Silicon Welly

first_imgrichard macmanus Related Posts A Web Developer’s New Best Friend is the AI Wai… This post mayring a bell for all the non-Silicon Valley readers. Firstly an admission: I hardly everwrite about my home country, New Zealand. The reason for that is mostly down todemographics: just 1% of Read/WriteWeb’s page views come from my own country. The US, UKand Canada are where the bulk of R/WW’s readers come from – but I’m also pleased with thegrowth in readers from Europe, Asia and other parts of the world.So 1% would indicate that NZers are just a tiny slice of the R/WW target audience –and that’s true. But recently I’ve noticed an increase in web 2.0 excitement in NewZealand. And I think people from other countries may have a similar feeling – thatthis current era of the Web is creating opportunities and innovation far outside SiliconValley (even though the Valley still is the spiritual and monetary home of theWeb).The NZ 2.0 mailing list wasstarted by Nat Torkington (of O’Reilly Media)and yours truly in November last year.
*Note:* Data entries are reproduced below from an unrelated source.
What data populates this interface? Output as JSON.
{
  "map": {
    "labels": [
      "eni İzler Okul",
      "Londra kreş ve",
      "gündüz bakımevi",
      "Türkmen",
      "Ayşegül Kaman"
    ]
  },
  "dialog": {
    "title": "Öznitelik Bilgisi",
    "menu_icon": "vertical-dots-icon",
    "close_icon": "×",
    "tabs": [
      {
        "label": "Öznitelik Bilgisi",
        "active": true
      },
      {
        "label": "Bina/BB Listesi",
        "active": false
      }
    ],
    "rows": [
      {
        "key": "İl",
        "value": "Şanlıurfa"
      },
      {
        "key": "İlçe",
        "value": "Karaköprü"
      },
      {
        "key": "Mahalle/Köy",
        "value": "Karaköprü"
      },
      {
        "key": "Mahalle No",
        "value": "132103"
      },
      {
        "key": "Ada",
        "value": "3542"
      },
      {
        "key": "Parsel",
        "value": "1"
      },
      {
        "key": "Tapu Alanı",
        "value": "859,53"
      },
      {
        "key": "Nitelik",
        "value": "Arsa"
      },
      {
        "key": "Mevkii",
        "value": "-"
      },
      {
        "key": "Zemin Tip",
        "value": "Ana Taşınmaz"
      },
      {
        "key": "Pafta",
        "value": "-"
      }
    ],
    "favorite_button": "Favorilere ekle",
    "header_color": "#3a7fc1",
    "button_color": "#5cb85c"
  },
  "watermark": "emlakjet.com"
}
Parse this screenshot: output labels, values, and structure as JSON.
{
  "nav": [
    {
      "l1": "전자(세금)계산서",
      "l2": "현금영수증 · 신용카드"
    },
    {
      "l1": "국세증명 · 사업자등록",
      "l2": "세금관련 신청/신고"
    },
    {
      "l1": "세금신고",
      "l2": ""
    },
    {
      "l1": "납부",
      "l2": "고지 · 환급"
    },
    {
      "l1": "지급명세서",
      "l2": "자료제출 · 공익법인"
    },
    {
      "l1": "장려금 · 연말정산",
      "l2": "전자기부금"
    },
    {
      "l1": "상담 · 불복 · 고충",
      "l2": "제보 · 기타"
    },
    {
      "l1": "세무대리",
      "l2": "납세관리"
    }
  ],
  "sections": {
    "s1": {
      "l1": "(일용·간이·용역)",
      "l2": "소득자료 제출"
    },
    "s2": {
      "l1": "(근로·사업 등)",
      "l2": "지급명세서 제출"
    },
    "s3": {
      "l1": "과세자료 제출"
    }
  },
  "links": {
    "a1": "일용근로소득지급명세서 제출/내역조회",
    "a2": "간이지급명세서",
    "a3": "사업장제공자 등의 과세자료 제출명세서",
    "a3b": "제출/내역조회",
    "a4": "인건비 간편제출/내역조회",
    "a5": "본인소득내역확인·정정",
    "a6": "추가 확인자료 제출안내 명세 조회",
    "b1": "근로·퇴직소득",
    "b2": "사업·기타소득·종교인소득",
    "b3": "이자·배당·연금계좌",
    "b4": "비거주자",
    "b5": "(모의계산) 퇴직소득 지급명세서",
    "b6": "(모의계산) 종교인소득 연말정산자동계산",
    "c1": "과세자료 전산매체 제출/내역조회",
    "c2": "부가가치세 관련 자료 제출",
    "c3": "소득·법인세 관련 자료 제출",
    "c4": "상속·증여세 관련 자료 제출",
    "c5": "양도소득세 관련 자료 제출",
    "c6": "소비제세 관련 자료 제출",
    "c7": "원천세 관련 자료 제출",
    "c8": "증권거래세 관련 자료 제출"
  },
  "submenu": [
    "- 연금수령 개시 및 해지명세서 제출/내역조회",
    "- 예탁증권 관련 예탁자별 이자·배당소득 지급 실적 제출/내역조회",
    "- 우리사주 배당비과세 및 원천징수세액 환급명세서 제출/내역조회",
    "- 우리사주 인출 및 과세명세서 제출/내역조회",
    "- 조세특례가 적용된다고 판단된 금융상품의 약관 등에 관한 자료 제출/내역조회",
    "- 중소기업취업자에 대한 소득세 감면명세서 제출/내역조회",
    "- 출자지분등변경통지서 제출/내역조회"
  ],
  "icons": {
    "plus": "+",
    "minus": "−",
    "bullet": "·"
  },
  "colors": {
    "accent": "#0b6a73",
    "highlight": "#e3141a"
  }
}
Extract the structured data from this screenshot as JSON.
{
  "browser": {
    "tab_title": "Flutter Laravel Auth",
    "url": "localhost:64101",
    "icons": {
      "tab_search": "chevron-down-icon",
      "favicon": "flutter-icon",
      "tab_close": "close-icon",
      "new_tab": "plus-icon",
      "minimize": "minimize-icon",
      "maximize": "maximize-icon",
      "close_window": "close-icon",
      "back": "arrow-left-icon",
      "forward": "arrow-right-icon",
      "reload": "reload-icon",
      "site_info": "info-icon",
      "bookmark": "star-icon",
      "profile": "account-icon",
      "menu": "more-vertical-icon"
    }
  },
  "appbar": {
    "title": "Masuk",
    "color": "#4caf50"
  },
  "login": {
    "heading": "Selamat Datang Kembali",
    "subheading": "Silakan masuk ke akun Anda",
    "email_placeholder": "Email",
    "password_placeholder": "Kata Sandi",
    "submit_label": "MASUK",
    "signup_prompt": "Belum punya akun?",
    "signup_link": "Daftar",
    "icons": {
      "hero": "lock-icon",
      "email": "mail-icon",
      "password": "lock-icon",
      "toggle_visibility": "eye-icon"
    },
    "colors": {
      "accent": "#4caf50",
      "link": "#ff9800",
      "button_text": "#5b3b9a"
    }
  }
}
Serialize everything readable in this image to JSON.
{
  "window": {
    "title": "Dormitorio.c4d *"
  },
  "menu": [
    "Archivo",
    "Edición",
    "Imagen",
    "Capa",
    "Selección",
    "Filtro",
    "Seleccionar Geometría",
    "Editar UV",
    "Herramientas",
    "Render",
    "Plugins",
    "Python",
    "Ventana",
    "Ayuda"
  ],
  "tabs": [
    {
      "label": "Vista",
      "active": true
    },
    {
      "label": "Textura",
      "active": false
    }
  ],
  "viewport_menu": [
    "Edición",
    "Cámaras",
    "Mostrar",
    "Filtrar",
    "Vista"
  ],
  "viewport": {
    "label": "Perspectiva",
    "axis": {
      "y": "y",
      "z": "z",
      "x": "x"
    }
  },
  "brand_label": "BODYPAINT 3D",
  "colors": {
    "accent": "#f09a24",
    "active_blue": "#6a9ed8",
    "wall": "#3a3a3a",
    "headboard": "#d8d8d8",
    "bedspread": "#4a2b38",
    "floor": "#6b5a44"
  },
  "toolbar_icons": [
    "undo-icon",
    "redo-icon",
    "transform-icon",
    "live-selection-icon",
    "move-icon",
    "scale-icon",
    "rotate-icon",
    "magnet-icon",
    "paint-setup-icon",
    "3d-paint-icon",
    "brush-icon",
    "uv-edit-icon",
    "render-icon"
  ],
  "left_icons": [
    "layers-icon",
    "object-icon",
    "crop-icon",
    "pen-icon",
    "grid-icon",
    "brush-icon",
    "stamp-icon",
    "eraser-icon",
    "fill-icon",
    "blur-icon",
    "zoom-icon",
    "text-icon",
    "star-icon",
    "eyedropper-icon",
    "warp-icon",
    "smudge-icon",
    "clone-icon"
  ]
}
Lately on the list there’s been discussion about“Silicon Welly” – a new nickname for my hometown of Wellington, coined by NatalieFerguson and Tim Norton of local startup Decisive Flow.Wellington is beginning to see a lot of activity in web app development, accompanied (itmust be said) by a sudden increase in Wellingtonians wanting to show me their businessplans or prototypes ;-). Plus there are more events – the Webstock conference earlierthis year and a recent fun geek event run by my friends at Christchurch too has a lot ofactivity and is where the development arm of Eurekster (the social search engine) is based. Notforgetting my pals in Auckland, such as the team behind Throng – a site for TV fansfrom New Zealand.Idealog, a magazine in NZ, recentlyran a piece about the Silicon Welly phenomenon:“So where are the bright young things creating kick-ass web businesses in Godzone?The good news is they’re out there. Take, for example, ProjectX, a team ofsuperbright online mapping gurus who have licensed their technology to Trade Me for itsSmaps website and have their sights set on providing mapping tools for the world.Consider also Star Now, an inspired site built by three Wellingtonians on their OE whichintroduces dancers, actors, models, musicians and reality TV wannabes to castingdirectors, movie and TV producers and to each other.”So the Web is (finally) making an impact in NZ, a country of 4 million peopleon the other side of the world. If you’re an international R/WW reader, I wonder if youhave a similar story to tell about your local Web market? Is the Web ramping up in yourcountry too?Picture of kiwi bird: jdlasica Why Tech Companies Need Simpler Terms of Servic…center_img Top Reasons to Go With Managed WordPress Hosting Tags:#international#web 8 Best WordPress Hosting Solutions on the Marketlast_img read more